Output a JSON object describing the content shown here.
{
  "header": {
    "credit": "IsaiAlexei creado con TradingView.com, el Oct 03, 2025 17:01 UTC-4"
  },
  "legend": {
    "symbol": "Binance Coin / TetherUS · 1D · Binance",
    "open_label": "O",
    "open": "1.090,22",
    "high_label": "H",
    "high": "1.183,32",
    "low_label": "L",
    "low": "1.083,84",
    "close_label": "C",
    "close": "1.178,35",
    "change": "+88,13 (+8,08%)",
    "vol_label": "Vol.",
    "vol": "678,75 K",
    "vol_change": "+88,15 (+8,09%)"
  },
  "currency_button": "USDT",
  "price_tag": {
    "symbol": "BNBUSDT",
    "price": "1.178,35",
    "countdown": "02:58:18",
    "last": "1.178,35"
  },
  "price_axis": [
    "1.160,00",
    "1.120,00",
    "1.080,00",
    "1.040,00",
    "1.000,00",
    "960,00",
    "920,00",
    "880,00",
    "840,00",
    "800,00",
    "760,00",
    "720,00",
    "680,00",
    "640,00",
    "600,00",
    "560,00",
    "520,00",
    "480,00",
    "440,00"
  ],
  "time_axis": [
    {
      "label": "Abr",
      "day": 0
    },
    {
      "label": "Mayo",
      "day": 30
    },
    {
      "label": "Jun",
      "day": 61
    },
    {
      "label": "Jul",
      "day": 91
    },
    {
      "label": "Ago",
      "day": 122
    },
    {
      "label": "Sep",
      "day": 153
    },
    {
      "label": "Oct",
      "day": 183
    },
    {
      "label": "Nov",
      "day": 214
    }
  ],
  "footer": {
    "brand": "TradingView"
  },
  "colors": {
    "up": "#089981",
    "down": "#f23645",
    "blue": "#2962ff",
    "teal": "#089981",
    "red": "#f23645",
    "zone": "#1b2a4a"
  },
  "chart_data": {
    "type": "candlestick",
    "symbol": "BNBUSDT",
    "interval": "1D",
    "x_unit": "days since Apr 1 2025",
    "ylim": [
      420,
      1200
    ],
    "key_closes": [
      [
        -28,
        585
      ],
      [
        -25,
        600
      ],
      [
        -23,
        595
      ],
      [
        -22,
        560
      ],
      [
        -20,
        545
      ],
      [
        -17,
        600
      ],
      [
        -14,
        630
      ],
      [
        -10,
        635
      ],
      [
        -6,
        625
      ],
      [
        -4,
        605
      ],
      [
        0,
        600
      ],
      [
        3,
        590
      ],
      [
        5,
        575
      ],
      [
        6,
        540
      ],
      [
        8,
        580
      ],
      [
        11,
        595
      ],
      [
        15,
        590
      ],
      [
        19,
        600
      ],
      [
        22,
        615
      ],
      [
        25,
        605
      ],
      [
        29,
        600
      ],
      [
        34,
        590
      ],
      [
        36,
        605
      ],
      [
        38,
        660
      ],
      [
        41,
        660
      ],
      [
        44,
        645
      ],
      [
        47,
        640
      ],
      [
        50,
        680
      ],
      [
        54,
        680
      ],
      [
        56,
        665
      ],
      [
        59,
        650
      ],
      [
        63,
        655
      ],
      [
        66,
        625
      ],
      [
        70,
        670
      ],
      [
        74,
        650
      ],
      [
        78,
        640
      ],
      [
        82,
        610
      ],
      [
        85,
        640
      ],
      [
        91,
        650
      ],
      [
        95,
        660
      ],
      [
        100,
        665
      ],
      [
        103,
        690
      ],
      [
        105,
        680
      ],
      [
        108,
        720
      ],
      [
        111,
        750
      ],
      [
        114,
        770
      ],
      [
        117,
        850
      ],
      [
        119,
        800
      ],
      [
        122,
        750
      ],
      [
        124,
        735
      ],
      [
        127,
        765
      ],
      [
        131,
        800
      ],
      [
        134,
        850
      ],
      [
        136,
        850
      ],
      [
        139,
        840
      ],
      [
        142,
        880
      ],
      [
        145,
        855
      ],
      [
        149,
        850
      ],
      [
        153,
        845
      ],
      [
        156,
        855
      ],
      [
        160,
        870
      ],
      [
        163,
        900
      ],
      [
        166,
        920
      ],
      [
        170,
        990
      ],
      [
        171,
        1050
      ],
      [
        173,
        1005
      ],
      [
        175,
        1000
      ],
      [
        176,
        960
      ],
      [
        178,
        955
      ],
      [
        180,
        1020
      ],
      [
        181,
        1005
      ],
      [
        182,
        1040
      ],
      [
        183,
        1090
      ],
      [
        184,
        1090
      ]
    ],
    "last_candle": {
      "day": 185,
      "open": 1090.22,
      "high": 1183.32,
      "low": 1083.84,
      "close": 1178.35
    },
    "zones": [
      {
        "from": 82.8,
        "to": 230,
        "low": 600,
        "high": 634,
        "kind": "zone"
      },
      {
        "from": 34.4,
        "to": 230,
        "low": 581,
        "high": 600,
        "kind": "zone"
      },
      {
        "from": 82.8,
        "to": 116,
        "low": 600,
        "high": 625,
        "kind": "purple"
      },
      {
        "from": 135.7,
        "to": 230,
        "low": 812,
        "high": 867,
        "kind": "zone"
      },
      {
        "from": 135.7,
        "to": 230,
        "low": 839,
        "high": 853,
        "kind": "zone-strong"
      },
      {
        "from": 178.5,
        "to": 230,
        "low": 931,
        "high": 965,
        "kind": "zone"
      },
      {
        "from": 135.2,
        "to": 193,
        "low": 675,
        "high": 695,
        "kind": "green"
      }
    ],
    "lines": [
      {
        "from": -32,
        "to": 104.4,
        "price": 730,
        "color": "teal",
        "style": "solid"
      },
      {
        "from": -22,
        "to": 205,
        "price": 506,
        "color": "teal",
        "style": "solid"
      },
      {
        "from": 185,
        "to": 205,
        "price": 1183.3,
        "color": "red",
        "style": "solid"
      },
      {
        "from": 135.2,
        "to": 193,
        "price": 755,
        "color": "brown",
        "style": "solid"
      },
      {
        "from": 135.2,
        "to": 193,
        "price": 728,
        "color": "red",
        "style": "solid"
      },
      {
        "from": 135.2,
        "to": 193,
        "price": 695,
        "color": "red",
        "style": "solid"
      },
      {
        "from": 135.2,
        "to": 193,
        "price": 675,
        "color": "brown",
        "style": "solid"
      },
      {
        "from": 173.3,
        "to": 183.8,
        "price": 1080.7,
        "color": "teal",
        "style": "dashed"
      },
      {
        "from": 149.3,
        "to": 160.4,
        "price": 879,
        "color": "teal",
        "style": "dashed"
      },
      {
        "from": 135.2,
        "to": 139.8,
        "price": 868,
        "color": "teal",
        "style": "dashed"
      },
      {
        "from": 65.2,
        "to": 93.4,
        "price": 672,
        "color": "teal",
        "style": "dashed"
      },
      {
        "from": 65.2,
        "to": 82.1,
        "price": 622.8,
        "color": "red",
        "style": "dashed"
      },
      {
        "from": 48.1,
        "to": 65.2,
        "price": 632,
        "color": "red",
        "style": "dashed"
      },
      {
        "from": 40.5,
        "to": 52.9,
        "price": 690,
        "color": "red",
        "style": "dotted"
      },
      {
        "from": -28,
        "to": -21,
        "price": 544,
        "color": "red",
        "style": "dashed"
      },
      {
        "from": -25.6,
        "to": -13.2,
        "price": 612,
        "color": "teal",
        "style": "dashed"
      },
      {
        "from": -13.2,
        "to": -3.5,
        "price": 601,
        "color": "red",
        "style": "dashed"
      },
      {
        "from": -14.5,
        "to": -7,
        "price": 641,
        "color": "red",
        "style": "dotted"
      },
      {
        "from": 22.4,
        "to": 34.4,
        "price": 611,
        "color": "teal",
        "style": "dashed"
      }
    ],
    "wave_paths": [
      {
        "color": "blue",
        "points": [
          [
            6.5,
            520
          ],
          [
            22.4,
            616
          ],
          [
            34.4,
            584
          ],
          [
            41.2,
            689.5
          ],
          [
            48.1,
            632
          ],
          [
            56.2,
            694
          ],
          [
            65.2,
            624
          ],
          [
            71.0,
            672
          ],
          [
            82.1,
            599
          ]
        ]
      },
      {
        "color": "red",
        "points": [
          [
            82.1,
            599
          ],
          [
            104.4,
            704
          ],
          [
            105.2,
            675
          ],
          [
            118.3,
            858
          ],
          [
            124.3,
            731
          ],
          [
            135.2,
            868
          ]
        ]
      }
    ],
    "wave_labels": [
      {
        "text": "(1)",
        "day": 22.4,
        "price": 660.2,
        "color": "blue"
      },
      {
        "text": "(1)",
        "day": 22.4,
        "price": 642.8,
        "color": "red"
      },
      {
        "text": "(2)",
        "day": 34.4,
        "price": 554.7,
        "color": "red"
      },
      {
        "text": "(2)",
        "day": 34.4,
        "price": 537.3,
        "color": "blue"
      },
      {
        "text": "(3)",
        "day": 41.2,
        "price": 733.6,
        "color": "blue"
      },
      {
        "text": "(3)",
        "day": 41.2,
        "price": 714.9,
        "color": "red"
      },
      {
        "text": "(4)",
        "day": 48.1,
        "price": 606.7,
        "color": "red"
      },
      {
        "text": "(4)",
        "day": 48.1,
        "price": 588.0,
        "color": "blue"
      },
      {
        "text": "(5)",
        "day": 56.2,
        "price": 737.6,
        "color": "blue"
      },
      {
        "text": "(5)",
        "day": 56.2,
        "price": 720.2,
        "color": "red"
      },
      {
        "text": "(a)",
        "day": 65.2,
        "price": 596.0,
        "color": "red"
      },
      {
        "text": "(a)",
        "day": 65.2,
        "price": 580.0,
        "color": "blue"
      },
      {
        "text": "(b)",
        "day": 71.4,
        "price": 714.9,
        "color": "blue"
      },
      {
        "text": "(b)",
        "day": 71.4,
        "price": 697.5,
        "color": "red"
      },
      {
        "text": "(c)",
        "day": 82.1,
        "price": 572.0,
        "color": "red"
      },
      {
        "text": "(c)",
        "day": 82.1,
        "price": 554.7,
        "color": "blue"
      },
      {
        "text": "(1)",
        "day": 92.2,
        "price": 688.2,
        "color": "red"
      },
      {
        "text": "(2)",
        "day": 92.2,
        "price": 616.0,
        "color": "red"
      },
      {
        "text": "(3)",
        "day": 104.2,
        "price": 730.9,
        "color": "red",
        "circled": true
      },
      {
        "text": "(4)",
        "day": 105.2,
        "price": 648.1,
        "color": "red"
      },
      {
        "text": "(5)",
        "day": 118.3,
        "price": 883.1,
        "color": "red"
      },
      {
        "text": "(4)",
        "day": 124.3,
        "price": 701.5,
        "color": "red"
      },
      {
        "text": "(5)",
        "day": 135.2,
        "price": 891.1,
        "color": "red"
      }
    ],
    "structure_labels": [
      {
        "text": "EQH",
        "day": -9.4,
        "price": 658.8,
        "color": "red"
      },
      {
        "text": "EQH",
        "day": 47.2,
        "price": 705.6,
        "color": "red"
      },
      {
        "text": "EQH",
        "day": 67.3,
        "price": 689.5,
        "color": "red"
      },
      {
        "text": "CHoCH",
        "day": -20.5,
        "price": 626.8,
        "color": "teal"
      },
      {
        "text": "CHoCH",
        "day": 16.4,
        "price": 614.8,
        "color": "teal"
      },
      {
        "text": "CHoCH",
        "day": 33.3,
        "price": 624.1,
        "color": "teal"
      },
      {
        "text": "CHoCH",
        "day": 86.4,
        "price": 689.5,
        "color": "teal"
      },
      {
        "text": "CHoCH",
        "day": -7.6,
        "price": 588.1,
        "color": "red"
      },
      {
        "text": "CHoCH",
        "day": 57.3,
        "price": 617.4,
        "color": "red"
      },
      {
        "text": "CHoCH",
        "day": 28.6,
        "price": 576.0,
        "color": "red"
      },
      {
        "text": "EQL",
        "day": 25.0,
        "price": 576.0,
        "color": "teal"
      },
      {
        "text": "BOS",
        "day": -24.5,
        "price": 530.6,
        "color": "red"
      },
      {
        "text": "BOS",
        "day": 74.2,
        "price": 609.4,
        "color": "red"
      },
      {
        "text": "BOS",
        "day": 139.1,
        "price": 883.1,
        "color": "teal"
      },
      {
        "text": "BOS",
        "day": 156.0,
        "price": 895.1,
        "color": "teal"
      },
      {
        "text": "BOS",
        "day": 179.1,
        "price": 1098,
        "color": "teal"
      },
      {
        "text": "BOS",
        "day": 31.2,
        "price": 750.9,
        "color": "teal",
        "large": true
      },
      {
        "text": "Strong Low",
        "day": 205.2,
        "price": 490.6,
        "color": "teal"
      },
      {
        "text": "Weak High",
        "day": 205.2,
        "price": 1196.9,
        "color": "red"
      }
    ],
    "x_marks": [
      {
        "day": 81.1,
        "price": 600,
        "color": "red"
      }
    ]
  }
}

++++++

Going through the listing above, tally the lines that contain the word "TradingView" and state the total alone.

2